[Required work]
Please set down every entry below exactly as given.

[Data under study]
···
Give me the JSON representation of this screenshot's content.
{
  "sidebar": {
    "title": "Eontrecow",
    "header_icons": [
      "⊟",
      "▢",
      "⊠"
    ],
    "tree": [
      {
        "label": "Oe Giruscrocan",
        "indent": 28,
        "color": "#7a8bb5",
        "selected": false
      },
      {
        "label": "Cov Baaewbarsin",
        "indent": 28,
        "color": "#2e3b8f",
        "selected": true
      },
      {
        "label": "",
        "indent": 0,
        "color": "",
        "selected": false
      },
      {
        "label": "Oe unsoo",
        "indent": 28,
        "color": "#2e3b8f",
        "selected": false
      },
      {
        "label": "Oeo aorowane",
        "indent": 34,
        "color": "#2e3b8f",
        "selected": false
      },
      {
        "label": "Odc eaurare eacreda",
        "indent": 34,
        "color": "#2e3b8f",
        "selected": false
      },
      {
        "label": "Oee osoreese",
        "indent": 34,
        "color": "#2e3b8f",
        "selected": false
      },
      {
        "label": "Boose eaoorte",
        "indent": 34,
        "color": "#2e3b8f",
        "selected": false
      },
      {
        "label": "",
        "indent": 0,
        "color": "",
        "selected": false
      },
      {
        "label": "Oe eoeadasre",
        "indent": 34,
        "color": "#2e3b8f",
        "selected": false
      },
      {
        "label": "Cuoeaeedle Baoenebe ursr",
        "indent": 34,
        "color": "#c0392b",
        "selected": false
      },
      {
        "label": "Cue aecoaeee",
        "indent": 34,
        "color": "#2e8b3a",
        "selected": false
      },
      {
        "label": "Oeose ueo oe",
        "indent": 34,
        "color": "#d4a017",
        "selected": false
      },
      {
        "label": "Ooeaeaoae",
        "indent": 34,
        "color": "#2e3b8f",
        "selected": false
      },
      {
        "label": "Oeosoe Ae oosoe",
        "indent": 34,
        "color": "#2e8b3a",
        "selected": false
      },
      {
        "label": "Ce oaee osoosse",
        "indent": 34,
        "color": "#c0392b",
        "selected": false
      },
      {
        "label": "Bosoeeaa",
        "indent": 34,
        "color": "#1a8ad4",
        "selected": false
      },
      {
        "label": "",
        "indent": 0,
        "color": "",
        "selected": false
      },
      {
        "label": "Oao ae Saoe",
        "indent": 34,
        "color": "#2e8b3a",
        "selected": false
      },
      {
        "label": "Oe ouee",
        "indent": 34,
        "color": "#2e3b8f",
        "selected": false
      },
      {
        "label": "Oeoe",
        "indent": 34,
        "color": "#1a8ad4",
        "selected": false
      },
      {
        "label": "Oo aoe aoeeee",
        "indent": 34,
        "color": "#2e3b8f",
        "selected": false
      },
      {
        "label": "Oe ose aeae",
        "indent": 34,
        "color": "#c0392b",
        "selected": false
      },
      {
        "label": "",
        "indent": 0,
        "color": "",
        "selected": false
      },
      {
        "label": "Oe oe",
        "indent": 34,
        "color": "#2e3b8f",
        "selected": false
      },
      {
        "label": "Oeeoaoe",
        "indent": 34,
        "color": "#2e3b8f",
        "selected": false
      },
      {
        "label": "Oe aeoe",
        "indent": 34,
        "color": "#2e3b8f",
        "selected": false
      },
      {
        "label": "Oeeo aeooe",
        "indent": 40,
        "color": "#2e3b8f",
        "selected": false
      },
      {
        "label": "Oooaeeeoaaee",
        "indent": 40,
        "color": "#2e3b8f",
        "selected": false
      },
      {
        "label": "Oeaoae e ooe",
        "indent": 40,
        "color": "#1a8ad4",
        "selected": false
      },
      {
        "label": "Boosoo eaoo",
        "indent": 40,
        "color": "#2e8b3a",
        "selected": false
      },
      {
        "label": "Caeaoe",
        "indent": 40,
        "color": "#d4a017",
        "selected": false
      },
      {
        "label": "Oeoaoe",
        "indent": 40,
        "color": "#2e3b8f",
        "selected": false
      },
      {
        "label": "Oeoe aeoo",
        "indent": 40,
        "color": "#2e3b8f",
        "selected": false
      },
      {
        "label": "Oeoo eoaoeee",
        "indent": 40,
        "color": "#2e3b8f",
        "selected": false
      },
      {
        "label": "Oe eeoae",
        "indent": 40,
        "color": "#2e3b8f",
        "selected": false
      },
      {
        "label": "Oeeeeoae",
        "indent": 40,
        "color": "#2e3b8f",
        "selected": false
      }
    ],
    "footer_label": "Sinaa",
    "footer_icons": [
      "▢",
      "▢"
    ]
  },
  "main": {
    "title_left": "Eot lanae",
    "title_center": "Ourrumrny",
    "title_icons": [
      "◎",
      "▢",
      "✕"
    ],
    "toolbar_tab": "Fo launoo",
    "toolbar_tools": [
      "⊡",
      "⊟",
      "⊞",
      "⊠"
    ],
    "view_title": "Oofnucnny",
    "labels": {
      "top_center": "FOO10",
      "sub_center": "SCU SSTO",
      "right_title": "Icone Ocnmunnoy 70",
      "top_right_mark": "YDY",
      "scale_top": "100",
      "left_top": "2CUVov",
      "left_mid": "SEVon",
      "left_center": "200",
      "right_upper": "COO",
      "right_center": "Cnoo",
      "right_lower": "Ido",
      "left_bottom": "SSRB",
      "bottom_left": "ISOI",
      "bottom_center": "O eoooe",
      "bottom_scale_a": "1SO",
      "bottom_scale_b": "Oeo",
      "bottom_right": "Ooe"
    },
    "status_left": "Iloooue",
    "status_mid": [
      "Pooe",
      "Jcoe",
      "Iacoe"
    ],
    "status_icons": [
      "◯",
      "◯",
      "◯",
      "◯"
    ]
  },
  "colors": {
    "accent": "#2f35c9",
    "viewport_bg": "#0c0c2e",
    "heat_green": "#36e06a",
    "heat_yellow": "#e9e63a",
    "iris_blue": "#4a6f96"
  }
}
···
[Task solution]
Give me the JSON representation of this screenshot's content.
{
  "sidebar": {
    "title": "Eontrecow",
    "header_icons": [
      "⊟",
      "▢",
      "⊠"
    ],
    "tree": [
      {
        "label": "Oe Giruscrocan",
        "indent": 28,
        "color": "#7a8bb5",
        "selected": false
      },
      {
        "label": "Cov Baaewbarsin",
        "indent": 28,
        "color": "#2e3b8f",
        "selected": true
      },
      {
        "label": "",
        "indent": 0,
        "color": "",
        "selected": false
      },
      {
        "label": "Oe unsoo",
        "indent": 28,
        "color": "#2e3b8f",
        "selected": false
      },
      {
        "label": "Oeo aorowane",
        "indent": 34,
        "color": "#2e3b8f",
        "selected": false
      },
      {
        "label": "Odc eaurare eacreda",
        "indent": 34,
        "color": "#2e3b8f",
        "selected": false
      },
      {
        "label": "Oee osoreese",
        "indent": 34,
        "color": "#2e3b8f",
        "selected": false
      },
      {
        "label": "Boose eaoorte",
        "indent": 34,
        "color": "#2e3b8f",
        "selected": false
      },
      {
        "label": "",
        "indent": 0,
        "color": "",
        "selected": false
      },
      {
        "label": "Oe eoeadasre",
        "indent": 34,
        "color": "#2e3b8f",
        "selected": false
      },
      {
        "label": "Cuoeaeedle Baoenebe ursr",
        "indent": 34,
        "color": "#c0392b",
        "selected": false
      },
      {
        "label": "Cue aecoaeee",
        "indent": 34,
        "color": "#2e8b3a",
        "selected": false
      },
      {
        "label": "Oeose ueo oe",
        "indent": 34,
        "color": "#d4a017",
        "selected": false
      },
      {
        "label": "Ooeaeaoae",
        "indent": 34,
        "color": "#2e3b8f",
        "selected": false
      },
      {
        "label": "Oeosoe Ae oosoe",
        "indent": 34,
        "color": "#2e8b3a",
        "selected": false
      },
      {
        "label": "Ce oaee osoosse",
        "indent": 34,
        "color": "#c0392b",
        "selected": false
      },
      {
        "label": "Bosoeeaa",
        "indent": 34,
        "color": "#1a8ad4",
        "selected": false
      },
      {
        "label": "",
        "indent": 0,
        "color": "",
        "selected": false
      },
      {
        "label": "Oao ae Saoe",
        "indent": 34,
        "color": "#2e8b3a",
        "selected": false
      },
      {
        "label": "Oe ouee",
        "indent": 34,
        "color": "#2e3b8f",
        "selected": false
      },
      {
        "label": "Oeoe",
        "indent": 34,
        "color": "#1a8ad4",
        "selected": false
      },
      {
        "label": "Oo aoe aoeeee",
        "indent": 34,
        "color": "#2e3b8f",
        "selected": false
      },
      {
        "label": "Oe ose aeae",
        "indent": 34,
        "color": "#c0392b",
        "selected": false
      },
      {
        "label": "",
        "indent": 0,
        "color": "",
        "selected": false
      },
      {
        "label": "Oe oe",
        "indent": 34,
        "color": "#2e3b8f",
        "selected": false
      },
      {
        "label": "Oeeoaoe",
        "indent": 34,
        "color": "#2e3b8f",
        "selected": false
      },
      {
        "label": "Oe aeoe",
        "indent": 34,
        "color": "#2e3b8f",
        "selected": false
      },
      {
        "label": "Oeeo aeooe",
        "indent": 40,
        "color": "#2e3b8f",
        "selected": false
      },
      {
        "label": "Oooaeeeoaaee",
        "indent": 40,
        "color": "#2e3b8f",
        "selected": false
      },
      {
        "label": "Oeaoae e ooe",
        "indent": 40,
        "color": "#1a8ad4",
        "selected": false
      },
      {
        "label": "Boosoo eaoo",
        "indent": 40,
        "color": "#2e8b3a",
        "selected": false
      },
      {
        "label": "Caeaoe",
        "indent": 40,
        "color": "#d4a017",
        "selected": false
      },
      {
        "label": "Oeoaoe",
        "indent": 40,
        "color": "#2e3b8f",
        "selected": false
      },
      {
        "label": "Oeoe aeoo",
        "indent": 40,
        "color": "#2e3b8f",
        "selected": false
      },
      {
        "label": "Oeoo eoaoeee",
        "indent": 40,
        "color": "#2e3b8f",
        "selected": false
      },
      {
        "label": "Oe eeoae",
        "indent": 40,
        "color": "#2e3b8f",
        "selected": false
      },
      {
        "label": "Oeeeeoae",
        "indent": 40,
        "color": "#2e3b8f",
        "selected": false
      }
    ],
    "footer_label": "Sinaa",
    "footer_icons": [
      "▢",
      "▢"
    ]
  },
  "main": {
    "title_left": "Eot lanae",
    "title_center": "Ourrumrny",
    "title_icons": [
      "◎",
      "▢",
      "✕"
    ],
    "toolbar_tab": "Fo launoo",
    "toolbar_tools": [
      "⊡",
      "⊟",
      "⊞",
      "⊠"
    ],
    "view_title": "Oofnucnny",
    "labels": {
      "top_center": "FOO10",
      "sub_center": "SCU SSTO",
      "right_title": "Icone Ocnmunnoy 70",
      "top_right_mark": "YDY",
      "scale_top": "100",
      "left_top": "2CUVov",
      "left_mid": "SEVon",
      "left_center": "200",
      "right_upper": "COO",
      "right_center": "Cnoo",
      "right_lower": "Ido",
      "left_bottom": "SSRB",
      "bottom_left": "ISOI",
      "bottom_center": "O eoooe",
      "bottom_scale_a": "1SO",
      "bottom_scale_b": "Oeo",
      "bottom_right": "Ooe"
    },
    "status_left": "Iloooue",
    "status_mid": [
      "Pooe",
      "Jcoe",
      "Iacoe"
    ],
    "status_icons": [
      "◯",
      "◯",
      "◯",
      "◯"
    ]
  },
  "colors": {
    "accent": "#2f35c9",
    "viewport_bg": "#0c0c2e",
    "heat_green": "#36e06a",
    "heat_yellow": "#e9e63a",
    "iris_blue": "#4a6f96"
  }
}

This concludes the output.